Records excerpted from a collection ::
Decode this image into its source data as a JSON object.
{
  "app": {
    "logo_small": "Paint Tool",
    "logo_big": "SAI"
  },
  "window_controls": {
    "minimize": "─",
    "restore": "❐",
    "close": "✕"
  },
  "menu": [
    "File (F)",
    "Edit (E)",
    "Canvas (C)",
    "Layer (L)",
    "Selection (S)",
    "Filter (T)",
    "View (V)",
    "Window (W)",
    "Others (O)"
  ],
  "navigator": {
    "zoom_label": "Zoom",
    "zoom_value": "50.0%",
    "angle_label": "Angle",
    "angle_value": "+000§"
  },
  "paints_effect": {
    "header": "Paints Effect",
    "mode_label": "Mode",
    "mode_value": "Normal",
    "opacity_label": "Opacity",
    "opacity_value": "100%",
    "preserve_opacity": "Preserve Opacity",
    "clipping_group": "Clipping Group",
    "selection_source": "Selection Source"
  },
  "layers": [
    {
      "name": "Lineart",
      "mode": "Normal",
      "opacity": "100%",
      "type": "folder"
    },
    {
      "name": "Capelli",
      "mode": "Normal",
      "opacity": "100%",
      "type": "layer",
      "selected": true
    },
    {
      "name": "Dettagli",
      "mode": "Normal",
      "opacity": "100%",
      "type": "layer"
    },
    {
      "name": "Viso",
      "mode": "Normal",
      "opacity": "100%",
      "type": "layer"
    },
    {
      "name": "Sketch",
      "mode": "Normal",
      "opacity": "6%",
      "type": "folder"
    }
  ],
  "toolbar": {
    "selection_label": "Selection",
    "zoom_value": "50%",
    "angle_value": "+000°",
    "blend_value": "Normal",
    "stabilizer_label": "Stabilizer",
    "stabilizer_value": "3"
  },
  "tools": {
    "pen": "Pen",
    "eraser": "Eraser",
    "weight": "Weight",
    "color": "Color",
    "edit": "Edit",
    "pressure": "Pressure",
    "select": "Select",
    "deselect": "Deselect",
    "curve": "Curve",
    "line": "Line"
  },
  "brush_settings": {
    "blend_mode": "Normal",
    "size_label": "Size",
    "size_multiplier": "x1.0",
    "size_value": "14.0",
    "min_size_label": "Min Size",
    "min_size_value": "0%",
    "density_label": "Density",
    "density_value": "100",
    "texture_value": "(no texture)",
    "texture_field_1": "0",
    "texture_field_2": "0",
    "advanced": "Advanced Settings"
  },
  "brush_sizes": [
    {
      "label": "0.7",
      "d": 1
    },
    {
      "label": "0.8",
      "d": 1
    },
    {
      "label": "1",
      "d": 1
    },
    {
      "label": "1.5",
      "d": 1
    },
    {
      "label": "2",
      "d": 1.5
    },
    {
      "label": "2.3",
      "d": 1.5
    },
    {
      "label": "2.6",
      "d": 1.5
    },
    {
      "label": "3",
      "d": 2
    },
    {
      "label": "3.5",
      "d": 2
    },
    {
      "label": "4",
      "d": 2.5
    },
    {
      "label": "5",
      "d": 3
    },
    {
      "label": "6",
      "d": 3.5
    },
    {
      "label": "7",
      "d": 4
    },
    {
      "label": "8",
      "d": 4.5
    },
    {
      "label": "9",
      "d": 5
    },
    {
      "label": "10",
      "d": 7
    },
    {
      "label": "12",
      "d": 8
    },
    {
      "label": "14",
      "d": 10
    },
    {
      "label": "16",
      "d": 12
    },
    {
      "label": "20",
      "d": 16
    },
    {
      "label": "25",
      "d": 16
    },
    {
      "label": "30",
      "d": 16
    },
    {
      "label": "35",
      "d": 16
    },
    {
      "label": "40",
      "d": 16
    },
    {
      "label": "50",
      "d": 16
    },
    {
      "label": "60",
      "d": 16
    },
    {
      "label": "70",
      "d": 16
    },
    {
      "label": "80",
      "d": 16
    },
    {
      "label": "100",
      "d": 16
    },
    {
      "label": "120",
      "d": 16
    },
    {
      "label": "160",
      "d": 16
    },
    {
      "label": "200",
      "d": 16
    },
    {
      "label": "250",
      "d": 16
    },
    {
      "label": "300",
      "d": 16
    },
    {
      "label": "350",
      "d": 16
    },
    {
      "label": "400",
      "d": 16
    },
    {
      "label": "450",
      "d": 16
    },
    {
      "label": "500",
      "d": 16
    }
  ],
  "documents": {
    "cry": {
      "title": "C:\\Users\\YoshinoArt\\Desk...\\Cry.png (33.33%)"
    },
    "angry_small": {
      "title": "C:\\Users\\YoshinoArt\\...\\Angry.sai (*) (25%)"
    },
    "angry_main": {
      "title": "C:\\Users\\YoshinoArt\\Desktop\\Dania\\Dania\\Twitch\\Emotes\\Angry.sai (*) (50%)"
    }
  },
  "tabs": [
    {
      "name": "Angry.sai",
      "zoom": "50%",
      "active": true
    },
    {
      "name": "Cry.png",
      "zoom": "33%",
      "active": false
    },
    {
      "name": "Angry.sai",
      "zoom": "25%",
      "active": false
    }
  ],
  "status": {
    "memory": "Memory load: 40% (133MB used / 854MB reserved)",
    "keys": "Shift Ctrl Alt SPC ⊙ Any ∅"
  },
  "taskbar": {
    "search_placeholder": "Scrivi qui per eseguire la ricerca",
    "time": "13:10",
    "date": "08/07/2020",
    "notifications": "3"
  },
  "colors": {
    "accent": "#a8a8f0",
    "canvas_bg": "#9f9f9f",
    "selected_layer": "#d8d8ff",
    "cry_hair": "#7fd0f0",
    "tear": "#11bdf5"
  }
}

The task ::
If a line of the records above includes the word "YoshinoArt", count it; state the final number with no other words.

Result of the task ::
3